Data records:
________________

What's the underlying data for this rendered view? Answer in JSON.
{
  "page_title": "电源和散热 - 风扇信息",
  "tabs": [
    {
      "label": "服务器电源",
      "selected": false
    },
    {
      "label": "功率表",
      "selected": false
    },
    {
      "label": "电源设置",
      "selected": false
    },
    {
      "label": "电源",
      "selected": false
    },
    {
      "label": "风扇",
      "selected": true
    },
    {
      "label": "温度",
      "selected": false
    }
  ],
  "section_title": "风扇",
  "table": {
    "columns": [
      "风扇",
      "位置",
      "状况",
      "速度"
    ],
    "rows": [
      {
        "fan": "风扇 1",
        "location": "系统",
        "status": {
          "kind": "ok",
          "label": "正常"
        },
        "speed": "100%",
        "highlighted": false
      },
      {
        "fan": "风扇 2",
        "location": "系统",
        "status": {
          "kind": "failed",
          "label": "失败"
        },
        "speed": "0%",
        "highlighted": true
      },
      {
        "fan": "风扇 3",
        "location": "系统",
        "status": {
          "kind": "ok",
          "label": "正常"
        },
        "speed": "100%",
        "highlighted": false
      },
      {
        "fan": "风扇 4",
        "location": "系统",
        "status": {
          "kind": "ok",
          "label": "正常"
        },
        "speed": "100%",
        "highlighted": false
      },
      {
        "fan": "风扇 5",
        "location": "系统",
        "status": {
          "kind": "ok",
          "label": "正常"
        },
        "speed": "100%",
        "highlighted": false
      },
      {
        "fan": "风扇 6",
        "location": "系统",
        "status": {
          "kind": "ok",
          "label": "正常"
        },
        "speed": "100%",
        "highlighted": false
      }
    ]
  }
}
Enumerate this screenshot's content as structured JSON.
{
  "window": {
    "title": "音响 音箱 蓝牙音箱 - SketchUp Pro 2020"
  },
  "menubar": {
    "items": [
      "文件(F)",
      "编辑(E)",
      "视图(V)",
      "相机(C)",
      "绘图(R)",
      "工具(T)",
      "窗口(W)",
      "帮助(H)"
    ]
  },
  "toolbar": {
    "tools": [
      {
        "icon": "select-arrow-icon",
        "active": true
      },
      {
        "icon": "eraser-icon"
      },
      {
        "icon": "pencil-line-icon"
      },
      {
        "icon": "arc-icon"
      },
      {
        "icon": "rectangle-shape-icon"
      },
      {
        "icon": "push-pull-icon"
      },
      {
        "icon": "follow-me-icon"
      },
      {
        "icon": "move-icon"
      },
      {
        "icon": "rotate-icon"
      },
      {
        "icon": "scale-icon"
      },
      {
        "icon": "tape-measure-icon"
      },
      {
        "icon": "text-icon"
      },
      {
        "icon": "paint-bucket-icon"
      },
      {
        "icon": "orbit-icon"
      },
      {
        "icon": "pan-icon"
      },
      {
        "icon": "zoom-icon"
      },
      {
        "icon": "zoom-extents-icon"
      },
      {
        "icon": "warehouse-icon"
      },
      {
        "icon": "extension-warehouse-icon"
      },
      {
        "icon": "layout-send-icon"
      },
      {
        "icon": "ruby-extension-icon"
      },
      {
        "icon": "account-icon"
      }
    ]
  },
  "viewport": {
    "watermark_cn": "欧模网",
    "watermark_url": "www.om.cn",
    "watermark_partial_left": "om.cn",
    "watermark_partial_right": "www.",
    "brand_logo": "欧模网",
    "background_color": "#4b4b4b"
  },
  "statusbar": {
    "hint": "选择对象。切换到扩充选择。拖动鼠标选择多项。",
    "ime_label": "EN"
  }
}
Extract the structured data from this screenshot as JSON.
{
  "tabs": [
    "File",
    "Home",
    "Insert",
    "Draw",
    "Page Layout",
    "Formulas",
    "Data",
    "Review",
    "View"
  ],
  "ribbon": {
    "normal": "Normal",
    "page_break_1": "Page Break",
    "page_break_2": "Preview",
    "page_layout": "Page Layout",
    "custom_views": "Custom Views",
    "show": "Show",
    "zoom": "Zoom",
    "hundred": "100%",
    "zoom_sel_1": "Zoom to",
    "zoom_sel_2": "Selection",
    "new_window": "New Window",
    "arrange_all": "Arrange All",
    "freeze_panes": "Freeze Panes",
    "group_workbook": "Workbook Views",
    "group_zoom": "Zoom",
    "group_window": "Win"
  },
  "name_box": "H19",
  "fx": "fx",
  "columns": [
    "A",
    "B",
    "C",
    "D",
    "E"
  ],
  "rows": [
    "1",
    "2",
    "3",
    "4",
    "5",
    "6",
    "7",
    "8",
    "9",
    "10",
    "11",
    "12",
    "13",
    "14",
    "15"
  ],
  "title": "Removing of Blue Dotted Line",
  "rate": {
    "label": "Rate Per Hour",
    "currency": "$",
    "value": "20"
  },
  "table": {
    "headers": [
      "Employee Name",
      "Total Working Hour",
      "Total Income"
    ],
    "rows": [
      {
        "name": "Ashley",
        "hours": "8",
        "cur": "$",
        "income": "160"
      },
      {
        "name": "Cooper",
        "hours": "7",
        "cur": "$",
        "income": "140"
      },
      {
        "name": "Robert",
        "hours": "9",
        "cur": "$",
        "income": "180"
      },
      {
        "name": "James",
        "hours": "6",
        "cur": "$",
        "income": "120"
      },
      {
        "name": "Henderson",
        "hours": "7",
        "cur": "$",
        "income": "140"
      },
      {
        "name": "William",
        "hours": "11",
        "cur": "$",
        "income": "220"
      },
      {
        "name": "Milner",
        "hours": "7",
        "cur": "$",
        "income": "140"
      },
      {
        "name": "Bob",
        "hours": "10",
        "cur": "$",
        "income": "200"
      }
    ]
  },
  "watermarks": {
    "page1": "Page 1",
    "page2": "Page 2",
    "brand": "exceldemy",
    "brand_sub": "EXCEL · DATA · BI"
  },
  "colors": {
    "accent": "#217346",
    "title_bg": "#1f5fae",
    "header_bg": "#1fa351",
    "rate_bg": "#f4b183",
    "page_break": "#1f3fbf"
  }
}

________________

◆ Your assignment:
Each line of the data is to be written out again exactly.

◆ Output below:
What's the underlying data for this rendered view? Answer in JSON.
{
  "page_title": "电源和散热 - 风扇信息",
  "tabs": [
    {
      "label": "服务器电源",
      "selected": false
    },
    {
      "label": "功率表",
      "selected": false
    },
    {
      "label": "电源设置",
      "selected": false
    },
    {
      "label": "电源",
      "selected": false
    },
    {
      "label": "风扇",
      "selected": true
    },
    {
      "label": "温度",
      "selected": false
    }
  ],
  "section_title": "风扇",
  "table": {
    "columns": [
      "风扇",
      "位置",
      "状况",
      "速度"
    ],
    "rows": [
      {
        "fan": "风扇 1",
        "location": "系统",
        "status": {
          "kind": "ok",
          "label": "正常"
        },
        "speed": "100%",
        "highlighted": false
      },
      {
        "fan": "风扇 2",
        "location": "系统",
        "status": {
          "kind": "failed",
          "label": "失败"
        },
        "speed": "0%",
        "highlighted": true
      },
      {
        "fan": "风扇 3",
        "location": "系统",
        "status": {
          "kind": "ok",
          "label": "正常"
        },
        "speed": "100%",
        "highlighted": false
      },
      {
        "fan": "风扇 4",
        "location": "系统",
        "status": {
          "kind": "ok",
          "label": "正常"
        },
        "speed": "100%",
        "highlighted": false
      },
      {
        "fan": "风扇 5",
        "location": "系统",
        "status": {
          "kind": "ok",
          "label": "正常"
        },
        "speed": "100%",
        "highlighted": false
      },
      {
        "fan": "风扇 6",
        "location": "系统",
        "status": {
          "kind": "ok",
          "label": "正常"
        },
        "speed": "100%",
        "highlighted": false
      }
    ]
  }
}
Enumerate this screenshot's content as structured JSON.
{
  "window": {
    "title": "音响 音箱 蓝牙音箱 - SketchUp Pro 2020"
  },
  "menubar": {
    "items": [
      "文件(F)",
      "编辑(E)",
      "视图(V)",
      "相机(C)",
      "绘图(R)",
      "工具(T)",
      "窗口(W)",
      "帮助(H)"
    ]
  },
  "toolbar": {
    "tools": [
      {
        "icon": "select-arrow-icon",
        "active": true
      },
      {
        "icon": "eraser-icon"
      },
      {
        "icon": "pencil-line-icon"
      },
      {
        "icon": "arc-icon"
      },
      {
        "icon": "rectangle-shape-icon"
      },
      {
        "icon": "push-pull-icon"
      },
      {
        "icon": "follow-me-icon"
      },
      {
        "icon": "move-icon"
      },
      {
        "icon": "rotate-icon"
      },
      {
        "icon": "scale-icon"
      },
      {
        "icon": "tape-measure-icon"
      },
      {
        "icon": "text-icon"
      },
      {
        "icon": "paint-bucket-icon"
      },
      {
        "icon": "orbit-icon"
      },
      {
        "icon": "pan-icon"
      },
      {
        "icon": "zoom-icon"
      },
      {
        "icon": "zoom-extents-icon"
      },
      {
        "icon": "warehouse-icon"
      },
      {
        "icon": "extension-warehouse-icon"
      },
      {
        "icon": "layout-send-icon"
      },
      {
        "icon": "ruby-extension-icon"
      },
      {
        "icon": "account-icon"
      }
    ]
  },
  "viewport": {
    "watermark_cn": "欧模网",
    "watermark_url": "www.om.cn",
    "watermark_partial_left": "om.cn",
    "watermark_partial_right": "www.",
    "brand_logo": "欧模网",
    "background_color": "#4b4b4b"
  },
  "statusbar": {
    "hint": "选择对象。切换到扩充选择。拖动鼠标选择多项。",
    "ime_label": "EN"
  }
}
Extract the structured data from this screenshot as JSON.
{
  "tabs": [
    "File",
    "Home",
    "Insert",
    "Draw",
    "Page Layout",
    "Formulas",
    "Data",
    "Review",
    "View"
  ],
  "ribbon": {
    "normal": "Normal",
    "page_break_1": "Page Break",
    "page_break_2": "Preview",
    "page_layout": "Page Layout",
    "custom_views": "Custom Views",
    "show": "Show",
    "zoom": "Zoom",
    "hundred": "100%",
    "zoom_sel_1": "Zoom to",
    "zoom_sel_2": "Selection",
    "new_window": "New Window",
    "arrange_all": "Arrange All",
    "freeze_panes": "Freeze Panes",
    "group_workbook": "Workbook Views",
    "group_zoom": "Zoom",
    "group_window": "Win"
  },
  "name_box": "H19",
  "fx": "fx",
  "columns": [
    "A",
    "B",
    "C",
    "D",
    "E"
  ],
  "rows": [
    "1",
    "2",
    "3",
    "4",
    "5",
    "6",
    "7",
    "8",
    "9",
    "10",
    "11",
    "12",
    "13",
    "14",
    "15"
  ],
  "title": "Removing of Blue Dotted Line",
  "rate": {
    "label": "Rate Per Hour",
    "currency": "$",
    "value": "20"
  },
  "table": {
    "headers": [
      "Employee Name",
      "Total Working Hour",
      "Total Income"
    ],
    "rows": [
      {
        "name": "Ashley",
        "hours": "8",
        "cur": "$",
        "income": "160"
      },
      {
        "name": "Cooper",
        "hours": "7",
        "cur": "$",
        "income": "140"
      },
      {
        "name": "Robert",
        "hours": "9",
        "cur": "$",
        "income": "180"
      },
      {
        "name": "James",
        "hours": "6",
        "cur": "$",
        "income": "120"
      },
      {
        "name": "Henderson",
        "hours": "7",
        "cur": "$",
        "income": "140"
      },
      {
        "name": "William",
        "hours": "11",
        "cur": "$",
        "income": "220"
      },
      {
        "name": "Milner",
        "hours": "7",
        "cur": "$",
        "income": "140"
      },
      {
        "name": "Bob",
        "hours": "10",
        "cur": "$",
        "income": "200"
      }
    ]
  },
  "watermarks": {
    "page1": "Page 1",
    "page2": "Page 2",
    "brand": "exceldemy",
    "brand_sub": "EXCEL · DATA · BI"
  },
  "colors": {
    "accent": "#217346",
    "title_bg": "#1f5fae",
    "header_bg": "#1fa351",
    "rate_bg": "#f4b183",
    "page_break": "#1f3fbf"
  }
}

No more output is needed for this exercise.